§ TASK
Every entry must be repeated exactly in the answer.

Saved data entries
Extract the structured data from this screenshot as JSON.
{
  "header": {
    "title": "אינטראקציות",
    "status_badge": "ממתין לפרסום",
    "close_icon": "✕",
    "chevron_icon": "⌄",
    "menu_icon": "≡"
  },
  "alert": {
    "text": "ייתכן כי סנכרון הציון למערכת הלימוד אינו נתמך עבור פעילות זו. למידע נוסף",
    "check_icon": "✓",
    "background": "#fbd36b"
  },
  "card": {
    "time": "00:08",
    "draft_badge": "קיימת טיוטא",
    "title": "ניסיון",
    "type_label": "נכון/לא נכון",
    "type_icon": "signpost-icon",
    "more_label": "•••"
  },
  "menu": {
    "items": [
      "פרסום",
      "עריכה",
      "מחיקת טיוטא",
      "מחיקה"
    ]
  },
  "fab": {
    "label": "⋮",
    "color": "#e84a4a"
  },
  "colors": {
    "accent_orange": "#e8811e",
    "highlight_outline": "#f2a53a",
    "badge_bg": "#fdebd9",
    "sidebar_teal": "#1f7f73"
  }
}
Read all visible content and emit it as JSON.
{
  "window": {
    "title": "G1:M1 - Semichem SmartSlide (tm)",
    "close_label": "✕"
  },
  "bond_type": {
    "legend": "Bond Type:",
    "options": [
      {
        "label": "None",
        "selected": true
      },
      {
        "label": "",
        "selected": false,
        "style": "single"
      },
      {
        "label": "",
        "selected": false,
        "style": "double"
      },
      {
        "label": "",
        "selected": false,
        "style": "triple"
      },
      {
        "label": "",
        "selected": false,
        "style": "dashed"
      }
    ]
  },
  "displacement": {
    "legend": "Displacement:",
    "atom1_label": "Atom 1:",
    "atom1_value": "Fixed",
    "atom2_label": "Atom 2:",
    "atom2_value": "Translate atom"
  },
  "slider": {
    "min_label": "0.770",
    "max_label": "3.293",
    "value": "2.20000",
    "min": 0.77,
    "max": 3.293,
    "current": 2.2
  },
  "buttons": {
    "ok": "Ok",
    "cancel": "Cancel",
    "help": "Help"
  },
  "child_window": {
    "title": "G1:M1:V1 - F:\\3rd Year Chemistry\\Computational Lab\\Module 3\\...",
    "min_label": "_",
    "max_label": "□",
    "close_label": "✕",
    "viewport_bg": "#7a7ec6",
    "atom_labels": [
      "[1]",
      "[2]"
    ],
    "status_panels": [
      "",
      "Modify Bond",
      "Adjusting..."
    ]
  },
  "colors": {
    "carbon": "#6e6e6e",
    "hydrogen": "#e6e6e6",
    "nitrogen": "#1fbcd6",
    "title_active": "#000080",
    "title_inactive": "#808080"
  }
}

§ EXPECTED ANSWER
Extract the structured data from this screenshot as JSON.
{
  "header": {
    "title": "אינטראקציות",
    "status_badge": "ממתין לפרסום",
    "close_icon": "✕",
    "chevron_icon": "⌄",
    "menu_icon": "≡"
  },
  "alert": {
    "text": "ייתכן כי סנכרון הציון למערכת הלימוד אינו נתמך עבור פעילות זו. למידע נוסף",
    "check_icon": "✓",
    "background": "#fbd36b"
  },
  "card": {
    "time": "00:08",
    "draft_badge": "קיימת טיוטא",
    "title": "ניסיון",
    "type_label": "נכון/לא נכון",
    "type_icon": "signpost-icon",
    "more_label": "•••"
  },
  "menu": {
    "items": [
      "פרסום",
      "עריכה",
      "מחיקת טיוטא",
      "מחיקה"
    ]
  },
  "fab": {
    "label": "⋮",
    "color": "#e84a4a"
  },
  "colors": {
    "accent_orange": "#e8811e",
    "highlight_outline": "#f2a53a",
    "badge_bg": "#fdebd9",
    "sidebar_teal": "#1f7f73"
  }
}
Read all visible content and emit it as JSON.
{
  "window": {
    "title": "G1:M1 - Semichem SmartSlide (tm)",
    "close_label": "✕"
  },
  "bond_type": {
    "legend": "Bond Type:",
    "options": [
      {
        "label": "None",
        "selected": true
      },
      {
        "label": "",
        "selected": false,
        "style": "single"
      },
      {
        "label": "",
        "selected": false,
        "style": "double"
      },
      {
        "label": "",
        "selected": false,
        "style": "triple"
      },
      {
        "label": "",
        "selected": false,
        "style": "dashed"
      }
    ]
  },
  "displacement": {
    "legend": "Displacement:",
    "atom1_label": "Atom 1:",
    "atom1_value": "Fixed",
    "atom2_label": "Atom 2:",
    "atom2_value": "Translate atom"
  },
  "slider": {
    "min_label": "0.770",
    "max_label": "3.293",
    "value": "2.20000",
    "min": 0.77,
    "max": 3.293,
    "current": 2.2
  },
  "buttons": {
    "ok": "Ok",
    "cancel": "Cancel",
    "help": "Help"
  },
  "child_window": {
    "title": "G1:M1:V1 - F:\\3rd Year Chemistry\\Computational Lab\\Module 3\\...",
    "min_label": "_",
    "max_label": "□",
    "close_label": "✕",
    "viewport_bg": "#7a7ec6",
    "atom_labels": [
      "[1]",
      "[2]"
    ],
    "status_panels": [
      "",
      "Modify Bond",
      "Adjusting..."
    ]
  },
  "colors": {
    "carbon": "#6e6e6e",
    "hydrogen": "#e6e6e6",
    "nitrogen": "#1fbcd6",
    "title_active": "#000080",
    "title_inactive": "#808080"
  }
}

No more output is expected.